Back to our Catholic potential-Obama-voters: I have "thrown down the gauntlet" to you on a matter of utmost moral seriousness. Can you pick up that gauntlet and throw it back? To do so, again, you would have to show that McCain supports equivalent intrinsic evils, at least the moral equivalent of Obama's support for abortion.
Hypothetically, there are two ways to make a moral defense for Obama. Some people might make an argument that goes something like this:
1.) Health Care. Roughly 50 million Americans right now cannot afford health insurance. This is an outrageous social injustice. Obama pledges to provide health insurance for the poor and underprivileged. McCain's plans don't even come close. McCain, therefore, by omission, supports the continuation of this intrinsically evil, life-threatening neglect of the plight of the poor in our society. As the U.S. Bishops stated in their 2007 document on "Faithful Citizenship": "A basic moral test for our society is how we treat the most vulnerable in our midst ... we will be judged by our response to 'the least among us' (see Mt 25: 31-46)."

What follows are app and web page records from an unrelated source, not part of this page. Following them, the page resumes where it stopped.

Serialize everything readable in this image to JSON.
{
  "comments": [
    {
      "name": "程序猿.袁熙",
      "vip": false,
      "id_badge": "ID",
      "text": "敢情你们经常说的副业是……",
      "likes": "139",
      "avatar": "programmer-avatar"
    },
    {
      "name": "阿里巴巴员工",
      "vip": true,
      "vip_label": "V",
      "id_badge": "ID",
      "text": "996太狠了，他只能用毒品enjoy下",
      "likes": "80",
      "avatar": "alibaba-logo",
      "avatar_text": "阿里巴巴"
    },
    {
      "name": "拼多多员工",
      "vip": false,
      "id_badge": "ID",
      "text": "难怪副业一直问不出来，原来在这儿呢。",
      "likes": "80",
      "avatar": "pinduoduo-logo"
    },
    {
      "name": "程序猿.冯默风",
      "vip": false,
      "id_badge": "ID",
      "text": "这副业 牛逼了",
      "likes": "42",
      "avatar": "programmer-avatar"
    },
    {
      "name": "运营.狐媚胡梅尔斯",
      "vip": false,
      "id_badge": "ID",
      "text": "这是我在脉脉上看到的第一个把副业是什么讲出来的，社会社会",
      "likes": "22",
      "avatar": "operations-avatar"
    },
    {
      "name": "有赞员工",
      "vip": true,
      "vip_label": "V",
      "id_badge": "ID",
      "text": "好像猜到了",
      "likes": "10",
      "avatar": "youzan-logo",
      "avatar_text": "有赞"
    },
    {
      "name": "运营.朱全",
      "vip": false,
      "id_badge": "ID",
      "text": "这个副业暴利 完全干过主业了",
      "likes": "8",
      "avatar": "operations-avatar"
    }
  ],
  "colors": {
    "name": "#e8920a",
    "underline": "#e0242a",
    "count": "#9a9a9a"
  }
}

2.) War and Peace in the Middle East. We now know that the war in Iraq was really started as a reckless War for Oil by Bush-Cheney, the moral equivalent of an intrinsically evil "war of conquest." It led to the needless loss of hundreds of thousands of innocent Iraqi lives and the needless deaths of more than 4,000 U.S. soldiers. Obama was (rightly) opposed to this war from the start, and he promises to get us out in 16 months. McCain (wrongly) supported this unjust war from the start, and he predicts we will need another five years to finish it. So McCain will extend indefinitely this unjust war. Also, given their positions on the Iraq War, McCain is more likely than Obama to drag us into another reckless, unjust war in the future (perhaps with Iran). On the life-and-death issue of war and peace, therefore, McCain fails another basic moral test.
Abortion, Health Care, and War and Peace. These are surely the most crucial life-and-death issues facing America today (and not the price of gasoline, although we are all feeling the pinch from that fiasco, right at the moment!). Obama clearly fails the moral test on abortion. Does McCain clearly fail one of the other two? That would clearly make a vote for Obama at least possible. Does McCain clearly fail both of the other two? That might make a vote for Obama even preferable.
We will look at those two issues when my column returns in a couple weeks.
Robert Stackpole, STD, is director of the John Paul II Institute of Divine Mercy. His latest book is Divine Mercy: A Guide from Genesis to Benedict XVI (Marian Press). Got a question? E-mail him at firstname.lastname@example.org.